Rock Paper Scissors in Haskell

This is a simple Rock Paper Scissors game in Haskell, it was made as an exercise in learning Haskell, especially the syntax, data constructors, and IO.

Program Design

This is a very simple program. The parts of the code that has to do with the logic is actually very short and simple, because RPS has very simple rules:

-- Player or AI can make any of these moves each turn
data Move = Rock | Paper | Scissors deriving (Show)

-- Player is the current person playing, and AI is our intelligent program!
data Winner = Player | AI | Draw deriving (Show)

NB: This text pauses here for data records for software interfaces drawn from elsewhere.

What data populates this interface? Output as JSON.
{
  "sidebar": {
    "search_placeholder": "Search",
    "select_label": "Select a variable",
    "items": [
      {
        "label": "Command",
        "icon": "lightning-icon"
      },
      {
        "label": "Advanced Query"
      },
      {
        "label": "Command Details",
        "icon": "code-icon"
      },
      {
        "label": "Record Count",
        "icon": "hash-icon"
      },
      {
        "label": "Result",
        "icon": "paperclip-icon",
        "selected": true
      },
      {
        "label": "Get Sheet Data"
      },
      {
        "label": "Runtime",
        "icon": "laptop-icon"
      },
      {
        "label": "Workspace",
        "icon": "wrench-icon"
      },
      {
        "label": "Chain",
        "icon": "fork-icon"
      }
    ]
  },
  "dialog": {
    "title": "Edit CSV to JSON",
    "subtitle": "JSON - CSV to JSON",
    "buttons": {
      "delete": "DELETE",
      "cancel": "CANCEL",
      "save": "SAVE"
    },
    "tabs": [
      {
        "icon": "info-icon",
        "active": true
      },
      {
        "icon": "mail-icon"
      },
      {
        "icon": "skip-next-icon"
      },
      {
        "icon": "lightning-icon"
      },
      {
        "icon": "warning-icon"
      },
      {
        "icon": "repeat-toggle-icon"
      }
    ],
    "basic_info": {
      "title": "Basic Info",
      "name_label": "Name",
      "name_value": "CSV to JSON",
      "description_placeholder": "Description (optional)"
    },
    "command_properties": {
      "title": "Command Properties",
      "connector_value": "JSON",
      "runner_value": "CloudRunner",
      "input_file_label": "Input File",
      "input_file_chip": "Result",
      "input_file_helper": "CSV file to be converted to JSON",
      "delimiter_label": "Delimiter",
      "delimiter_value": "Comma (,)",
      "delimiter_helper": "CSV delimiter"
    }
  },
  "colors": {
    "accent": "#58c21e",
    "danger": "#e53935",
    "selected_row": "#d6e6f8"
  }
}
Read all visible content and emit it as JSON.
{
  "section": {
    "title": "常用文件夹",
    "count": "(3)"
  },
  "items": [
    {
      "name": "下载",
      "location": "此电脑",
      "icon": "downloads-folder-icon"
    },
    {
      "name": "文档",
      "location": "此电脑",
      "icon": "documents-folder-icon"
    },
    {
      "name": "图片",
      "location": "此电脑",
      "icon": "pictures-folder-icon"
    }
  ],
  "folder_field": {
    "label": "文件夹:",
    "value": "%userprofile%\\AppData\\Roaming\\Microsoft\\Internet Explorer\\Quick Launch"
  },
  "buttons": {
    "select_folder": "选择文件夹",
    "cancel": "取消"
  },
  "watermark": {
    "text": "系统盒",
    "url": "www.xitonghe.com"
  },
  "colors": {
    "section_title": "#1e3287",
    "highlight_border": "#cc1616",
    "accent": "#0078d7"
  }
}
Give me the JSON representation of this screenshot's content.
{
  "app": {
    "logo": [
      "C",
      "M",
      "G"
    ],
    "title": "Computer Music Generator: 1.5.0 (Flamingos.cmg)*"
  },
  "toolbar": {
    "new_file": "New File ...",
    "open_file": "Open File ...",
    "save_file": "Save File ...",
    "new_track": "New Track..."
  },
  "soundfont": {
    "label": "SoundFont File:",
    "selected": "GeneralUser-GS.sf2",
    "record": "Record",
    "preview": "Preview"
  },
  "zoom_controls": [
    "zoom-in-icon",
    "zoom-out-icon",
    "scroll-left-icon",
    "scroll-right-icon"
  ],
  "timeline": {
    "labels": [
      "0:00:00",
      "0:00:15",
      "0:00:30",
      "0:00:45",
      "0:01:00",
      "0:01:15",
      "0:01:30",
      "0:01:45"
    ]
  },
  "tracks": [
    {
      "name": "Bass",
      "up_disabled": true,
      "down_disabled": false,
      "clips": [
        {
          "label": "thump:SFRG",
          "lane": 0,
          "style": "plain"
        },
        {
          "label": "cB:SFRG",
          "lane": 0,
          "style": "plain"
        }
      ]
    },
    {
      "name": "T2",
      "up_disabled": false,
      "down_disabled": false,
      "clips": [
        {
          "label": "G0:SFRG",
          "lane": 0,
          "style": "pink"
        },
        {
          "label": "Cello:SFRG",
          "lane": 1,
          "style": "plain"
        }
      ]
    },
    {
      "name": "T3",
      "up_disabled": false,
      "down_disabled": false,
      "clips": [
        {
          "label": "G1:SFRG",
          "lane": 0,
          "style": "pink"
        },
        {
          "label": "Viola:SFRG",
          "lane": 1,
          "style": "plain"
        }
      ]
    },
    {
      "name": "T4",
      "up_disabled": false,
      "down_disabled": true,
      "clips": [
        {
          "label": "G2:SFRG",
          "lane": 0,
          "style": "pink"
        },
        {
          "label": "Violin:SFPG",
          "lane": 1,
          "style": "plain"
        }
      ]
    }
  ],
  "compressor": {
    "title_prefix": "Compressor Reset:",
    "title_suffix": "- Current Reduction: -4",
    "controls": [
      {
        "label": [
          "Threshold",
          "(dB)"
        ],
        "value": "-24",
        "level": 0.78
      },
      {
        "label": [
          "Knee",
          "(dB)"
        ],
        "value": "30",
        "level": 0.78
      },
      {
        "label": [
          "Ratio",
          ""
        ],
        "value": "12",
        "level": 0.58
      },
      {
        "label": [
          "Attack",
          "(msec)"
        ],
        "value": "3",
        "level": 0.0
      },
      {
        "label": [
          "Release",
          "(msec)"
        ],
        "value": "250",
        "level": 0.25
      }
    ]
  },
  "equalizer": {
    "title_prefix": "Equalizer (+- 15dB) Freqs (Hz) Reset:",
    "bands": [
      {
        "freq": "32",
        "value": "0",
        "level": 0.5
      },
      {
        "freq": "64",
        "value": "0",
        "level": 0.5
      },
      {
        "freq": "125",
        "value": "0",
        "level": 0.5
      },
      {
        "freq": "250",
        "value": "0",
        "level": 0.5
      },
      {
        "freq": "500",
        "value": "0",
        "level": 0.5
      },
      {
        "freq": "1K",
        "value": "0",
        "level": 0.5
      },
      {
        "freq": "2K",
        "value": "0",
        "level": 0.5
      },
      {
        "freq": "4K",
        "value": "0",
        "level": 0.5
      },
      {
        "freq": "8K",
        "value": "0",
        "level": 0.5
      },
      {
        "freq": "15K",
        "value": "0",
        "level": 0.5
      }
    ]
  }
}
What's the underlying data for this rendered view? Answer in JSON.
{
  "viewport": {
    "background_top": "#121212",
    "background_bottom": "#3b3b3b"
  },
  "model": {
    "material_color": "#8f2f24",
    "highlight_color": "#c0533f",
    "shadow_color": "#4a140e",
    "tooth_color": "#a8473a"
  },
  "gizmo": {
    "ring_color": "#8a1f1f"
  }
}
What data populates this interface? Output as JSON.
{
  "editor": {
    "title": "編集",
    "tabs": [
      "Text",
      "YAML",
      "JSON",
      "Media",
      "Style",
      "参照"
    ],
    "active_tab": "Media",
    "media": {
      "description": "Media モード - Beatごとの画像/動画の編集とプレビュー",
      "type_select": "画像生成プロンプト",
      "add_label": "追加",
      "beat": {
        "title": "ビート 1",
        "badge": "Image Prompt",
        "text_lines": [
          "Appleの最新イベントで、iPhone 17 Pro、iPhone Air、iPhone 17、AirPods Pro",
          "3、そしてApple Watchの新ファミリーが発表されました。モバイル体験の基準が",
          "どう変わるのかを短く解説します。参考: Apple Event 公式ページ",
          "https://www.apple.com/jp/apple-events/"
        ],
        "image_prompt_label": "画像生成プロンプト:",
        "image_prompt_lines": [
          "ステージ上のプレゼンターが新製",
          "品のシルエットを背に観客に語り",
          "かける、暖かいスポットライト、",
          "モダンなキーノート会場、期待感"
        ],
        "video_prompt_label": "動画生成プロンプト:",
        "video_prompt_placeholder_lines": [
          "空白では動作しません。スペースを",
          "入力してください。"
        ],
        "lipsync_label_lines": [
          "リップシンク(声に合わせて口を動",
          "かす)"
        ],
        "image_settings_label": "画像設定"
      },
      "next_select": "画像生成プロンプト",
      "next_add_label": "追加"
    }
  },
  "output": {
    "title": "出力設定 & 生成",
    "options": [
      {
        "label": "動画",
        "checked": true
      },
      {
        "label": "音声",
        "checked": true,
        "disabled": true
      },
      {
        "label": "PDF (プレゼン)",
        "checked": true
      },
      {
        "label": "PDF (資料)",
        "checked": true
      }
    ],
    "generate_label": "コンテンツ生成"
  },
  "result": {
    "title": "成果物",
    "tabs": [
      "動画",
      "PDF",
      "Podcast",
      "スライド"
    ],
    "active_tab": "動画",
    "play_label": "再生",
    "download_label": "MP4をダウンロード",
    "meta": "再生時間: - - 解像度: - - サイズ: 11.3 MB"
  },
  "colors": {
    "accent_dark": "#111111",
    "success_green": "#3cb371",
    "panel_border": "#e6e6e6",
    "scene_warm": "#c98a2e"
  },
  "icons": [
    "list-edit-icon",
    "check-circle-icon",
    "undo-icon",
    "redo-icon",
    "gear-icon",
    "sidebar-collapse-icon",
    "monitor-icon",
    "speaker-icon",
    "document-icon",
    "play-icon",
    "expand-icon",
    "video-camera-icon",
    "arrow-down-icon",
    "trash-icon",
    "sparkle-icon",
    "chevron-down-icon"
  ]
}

-- use a throwaway function getWinner' because
-- we want to be clear that `user' is the first parameter
getWinner :: Move -> Move -> Winner
getWinner user ai = getWinner' user ai
  where getWinner' Rock Paper     = AI
        getWinner' Rock Scissors  = Player
        getWinner' Paper Scissors = AI
        getWinner' Paper Rock     = Player
        getWinner' Scissors Rock  = AI
        getWinner' Scissors Paper = Player
        getWinner' _        _     = Draw

-- a heuristics
makeAIMove :: Move
makeAIMove = Paper

I think the getWinner method is quite ugly, but I haven’t thought of a good way to write it. Maybe I can differentiate the Move to UserMove or AIMove, something along those lines, so I can make use of the type checker to ensure what that the arguments are fed correctly.

The AI is currently really smart, reason is that I’m not concerned with learning about random numbers now, I just want this to be an exercise in writing Haskell, doing IO and some other stuff.

Interaction with User

This is a text-based game, so there are quite a few instances where the program prints a line, and gets another line of input from the user, which resulted in me writing this helper:

getResponse :: String -> IO String
getResponse s = putStrLn s >> getLine

The >> operator basically discards whatever output putStrLn s gives. This is required because getLine does not take any arguments.

Initially I wanted to define all the interaction strings else where, thereby removing magic constants, and also stick to the DRY principle:

welcomeMessage :: String
welcomeMessage = "Lets play Rock Paper Scissors"

But I found this to be too verbose and distracting. I decided that instead of doing this, I should refactor it such that a string is only used at a single place. I made good progress with that, and the only String that is repeated is the prompt/insructions.

Handling invalid input

I handled invalid input using Either and recursion. Either allows me to determine if the user’s input was valid or not, and this check is done by convertToMove:

-- handle invalid cases
convertToMove :: String -> Either String Move
convertToMove input = convert $ map toLower input
  where convert "r" = Right Rock
        convert "s" = Right Scissors
        convert "p" = Right Paper
        convert _   = Left "I don't know that move!"

The above function is called by another function, getValidMove, whos job is to get a valid move from the user. By pattern matching against the value of convertToMove, it can either display the error message when it is a Left, and recursively call itself, or it will return the Move.

getValidMove :: IO Move
getValidMove = do
  userMove <- convertToMove <$> getResponse "What's your move?"
  case userMove of
    Left msg -> do
      putStrLn msg
      putStrLn "R for rock, P for paper, S for scissors."
    Right m  -> return m

This is called from within the game function. game runs a single round of RPS, which is marked by an outcome, or a Winner.

game :: IO ()
game = do
  userMove <- getValidMove
  play userMove makeAIMove
  choice <- getResponse "Continue? Y/N"
  continue choice
    where play m ai = putStrLn $ announceWinner $ getWinner m ai
          continue "y" = game
          continue _ = do putStrLn "Thanks for playing!"

announceWinner’s role is to give the correct String output given an outcome of a game. This is to showcase how creative I can be with messages :P

-- Gives the correct anouncement String for different outcomes of the game
announceWinner :: Winner -> String
announceWinner AI     = "The AI won :)"
announceWinner Draw   = "It was a draw!"
announceWinner Player = "Yay you won!"

As explained above, getValidMove will always give a IO Move, so the value of userMove is always a Move. This delegation of retrieving and validating the user’s input for a move simplifies this function. I should adopt this way of building and composing functions more.

The entire program runs in the main function:

main :: IO ()
main = do
  -- Message to user when the user first runs this program
  putStrLn "Lets play Rock Paper Scissors"
  -- Instructions on ohw to play this game
  putStrLn "R for rock, P for paper, S for scissors."

This function is extremely simple, it just prints a welcome message and instructions for new players.

So that’s it, my first haskell program from scratch! Pretty happy with it now, next idea I will try is probably another simple game, like tic tac toe or some.